> Exercise prompt: Write each entry out again, exactly as it is written.

[Data excerpts]
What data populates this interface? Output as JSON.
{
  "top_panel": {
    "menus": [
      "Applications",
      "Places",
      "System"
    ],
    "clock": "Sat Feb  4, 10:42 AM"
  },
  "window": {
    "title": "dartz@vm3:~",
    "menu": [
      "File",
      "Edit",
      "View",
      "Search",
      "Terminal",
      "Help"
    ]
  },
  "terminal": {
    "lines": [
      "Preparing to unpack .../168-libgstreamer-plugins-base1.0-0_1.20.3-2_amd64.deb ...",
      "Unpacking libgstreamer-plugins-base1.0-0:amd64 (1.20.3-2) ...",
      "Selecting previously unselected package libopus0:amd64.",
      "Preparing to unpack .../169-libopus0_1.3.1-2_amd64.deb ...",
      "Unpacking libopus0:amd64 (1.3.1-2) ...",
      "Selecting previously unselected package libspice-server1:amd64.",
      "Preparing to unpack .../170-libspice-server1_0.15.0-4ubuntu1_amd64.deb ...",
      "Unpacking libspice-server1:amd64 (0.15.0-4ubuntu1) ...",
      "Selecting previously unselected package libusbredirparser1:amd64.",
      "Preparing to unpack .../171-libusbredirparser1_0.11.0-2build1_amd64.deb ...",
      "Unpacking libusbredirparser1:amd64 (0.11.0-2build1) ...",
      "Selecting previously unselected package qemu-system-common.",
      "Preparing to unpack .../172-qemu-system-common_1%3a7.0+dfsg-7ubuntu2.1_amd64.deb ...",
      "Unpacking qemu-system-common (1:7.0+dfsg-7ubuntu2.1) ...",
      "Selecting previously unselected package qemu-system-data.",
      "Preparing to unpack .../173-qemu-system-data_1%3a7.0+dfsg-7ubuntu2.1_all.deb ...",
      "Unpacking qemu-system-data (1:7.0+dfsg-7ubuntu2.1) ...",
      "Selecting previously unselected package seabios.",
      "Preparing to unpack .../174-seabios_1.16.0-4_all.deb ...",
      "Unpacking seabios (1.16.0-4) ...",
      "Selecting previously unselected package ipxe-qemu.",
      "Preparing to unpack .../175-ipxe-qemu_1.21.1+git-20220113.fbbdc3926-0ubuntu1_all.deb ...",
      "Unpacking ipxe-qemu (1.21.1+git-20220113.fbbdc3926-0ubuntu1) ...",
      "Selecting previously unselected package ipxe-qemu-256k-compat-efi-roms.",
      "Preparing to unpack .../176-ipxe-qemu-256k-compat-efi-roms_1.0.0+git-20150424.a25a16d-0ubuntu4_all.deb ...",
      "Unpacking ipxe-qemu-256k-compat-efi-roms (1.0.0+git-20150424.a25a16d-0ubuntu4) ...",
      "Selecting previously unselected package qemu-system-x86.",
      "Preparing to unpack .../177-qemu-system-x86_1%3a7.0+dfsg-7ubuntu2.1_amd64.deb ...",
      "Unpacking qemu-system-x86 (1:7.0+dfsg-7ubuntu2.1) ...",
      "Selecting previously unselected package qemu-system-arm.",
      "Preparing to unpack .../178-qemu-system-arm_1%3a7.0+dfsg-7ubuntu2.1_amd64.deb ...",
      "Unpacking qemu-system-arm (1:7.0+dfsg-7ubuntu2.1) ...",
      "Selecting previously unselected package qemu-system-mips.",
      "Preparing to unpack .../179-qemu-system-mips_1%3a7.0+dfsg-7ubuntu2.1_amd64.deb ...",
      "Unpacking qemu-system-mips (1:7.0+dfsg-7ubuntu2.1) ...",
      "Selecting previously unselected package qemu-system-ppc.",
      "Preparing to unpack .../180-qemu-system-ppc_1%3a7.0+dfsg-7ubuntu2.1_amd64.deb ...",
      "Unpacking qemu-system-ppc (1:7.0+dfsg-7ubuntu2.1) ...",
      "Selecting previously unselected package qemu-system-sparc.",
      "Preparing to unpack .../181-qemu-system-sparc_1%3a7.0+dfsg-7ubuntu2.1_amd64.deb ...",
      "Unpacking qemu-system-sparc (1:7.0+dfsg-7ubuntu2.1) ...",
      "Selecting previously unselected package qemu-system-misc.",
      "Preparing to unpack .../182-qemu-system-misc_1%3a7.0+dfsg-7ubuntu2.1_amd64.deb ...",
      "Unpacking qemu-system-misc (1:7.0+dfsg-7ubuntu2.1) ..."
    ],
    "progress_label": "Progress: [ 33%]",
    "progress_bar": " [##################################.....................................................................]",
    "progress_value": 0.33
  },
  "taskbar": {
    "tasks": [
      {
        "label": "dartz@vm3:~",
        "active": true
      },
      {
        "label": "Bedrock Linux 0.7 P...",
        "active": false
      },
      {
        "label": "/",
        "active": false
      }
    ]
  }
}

> Output of the exercise:
What data populates this interface? Output as JSON.
{
  "top_panel": {
    "menus": [
      "Applications",
      "Places",
      "System"
    ],
    "clock": "Sat Feb  4, 10:42 AM"
  },
  "window": {
    "title": "dartz@vm3:~",
    "menu": [
      "File",
      "Edit",
      "View",
      "Search",
      "Terminal",
      "Help"
    ]
  },
  "terminal": {
    "lines": [
      "Preparing to unpack .../168-libgstreamer-plugins-base1.0-0_1.20.3-2_amd64.deb ...",
      "Unpacking libgstreamer-plugins-base1.0-0:amd64 (1.20.3-2) ...",
      "Selecting previously unselected package libopus0:amd64.",
      "Preparing to unpack .../169-libopus0_1.3.1-2_amd64.deb ...",
      "Unpacking libopus0:amd64 (1.3.1-2) ...",
      "Selecting previously unselected package libspice-server1:amd64.",
      "Preparing to unpack .../170-libspice-server1_0.15.0-4ubuntu1_amd64.deb ...",
      "Unpacking libspice-server1:amd64 (0.15.0-4ubuntu1) ...",
      "Selecting previously unselected package libusbredirparser1:amd64.",
      "Preparing to unpack .../171-libusbredirparser1_0.11.0-2build1_amd64.deb ...",
      "Unpacking libusbredirparser1:amd64 (0.11.0-2build1) ...",
      "Selecting previously unselected package qemu-system-common.",
      "Preparing to unpack .../172-qemu-system-common_1%3a7.0+dfsg-7ubuntu2.1_amd64.deb ...",
      "Unpacking qemu-system-common (1:7.0+dfsg-7ubuntu2.1) ...",
      "Selecting previously unselected package qemu-system-data.",
      "Preparing to unpack .../173-qemu-system-data_1%3a7.0+dfsg-7ubuntu2.1_all.deb ...",
      "Unpacking qemu-system-data (1:7.0+dfsg-7ubuntu2.1) ...",
      "Selecting previously unselected package seabios.",
      "Preparing to unpack .../174-seabios_1.16.0-4_all.deb ...",
      "Unpacking seabios (1.16.0-4) ...",
      "Selecting previously unselected package ipxe-qemu.",
      "Preparing to unpack .../175-ipxe-qemu_1.21.1+git-20220113.fbbdc3926-0ubuntu1_all.deb ...",
      "Unpacking ipxe-qemu (1.21.1+git-20220113.fbbdc3926-0ubuntu1) ...",
      "Selecting previously unselected package ipxe-qemu-256k-compat-efi-roms.",
      "Preparing to unpack .../176-ipxe-qemu-256k-compat-efi-roms_1.0.0+git-20150424.a25a16d-0ubuntu4_all.deb ...",
      "Unpacking ipxe-qemu-256k-compat-efi-roms (1.0.0+git-20150424.a25a16d-0ubuntu4) ...",
      "Selecting previously unselected package qemu-system-x86.",
      "Preparing to unpack .../177-qemu-system-x86_1%3a7.0+dfsg-7ubuntu2.1_amd64.deb ...",
      "Unpacking qemu-system-x86 (1:7.0+dfsg-7ubuntu2.1) ...",
      "Selecting previously unselected package qemu-system-arm.",
      "Preparing to unpack .../178-qemu-system-arm_1%3a7.0+dfsg-7ubuntu2.1_amd64.deb ...",
      "Unpacking qemu-system-arm (1:7.0+dfsg-7ubuntu2.1) ...",
      "Selecting previously unselected package qemu-system-mips.",
      "Preparing to unpack .../179-qemu-system-mips_1%3a7.0+dfsg-7ubuntu2.1_amd64.deb ...",
      "Unpacking qemu-system-mips (1:7.0+dfsg-7ubuntu2.1) ...",
      "Selecting previously unselected package qemu-system-ppc.",
      "Preparing to unpack .../180-qemu-system-ppc_1%3a7.0+dfsg-7ubuntu2.1_amd64.deb ...",
      "Unpacking qemu-system-ppc (1:7.0+dfsg-7ubuntu2.1) ...",
      "Selecting previously unselected package qemu-system-sparc.",
      "Preparing to unpack .../181-qemu-system-sparc_1%3a7.0+dfsg-7ubuntu2.1_amd64.deb ...",
      "Unpacking qemu-system-sparc (1:7.0+dfsg-7ubuntu2.1) ...",
      "Selecting previously unselected package qemu-system-misc.",
      "Preparing to unpack .../182-qemu-system-misc_1%3a7.0+dfsg-7ubuntu2.1_amd64.deb ...",
      "Unpacking qemu-system-misc (1:7.0+dfsg-7ubuntu2.1) ..."
    ],
    "progress_label": "Progress: [ 33%]",
    "progress_bar": " [##################################.....................................................................]",
    "progress_value": 0.33
  },
  "taskbar": {
    "tasks": [
      {
        "label": "dartz@vm3:~",
        "active": true
      },
      {
        "label": "Bedrock Linux 0.7 P...",
        "active": false
      },
      {
        "label": "/",
        "active": false
      }
    ]
  }
}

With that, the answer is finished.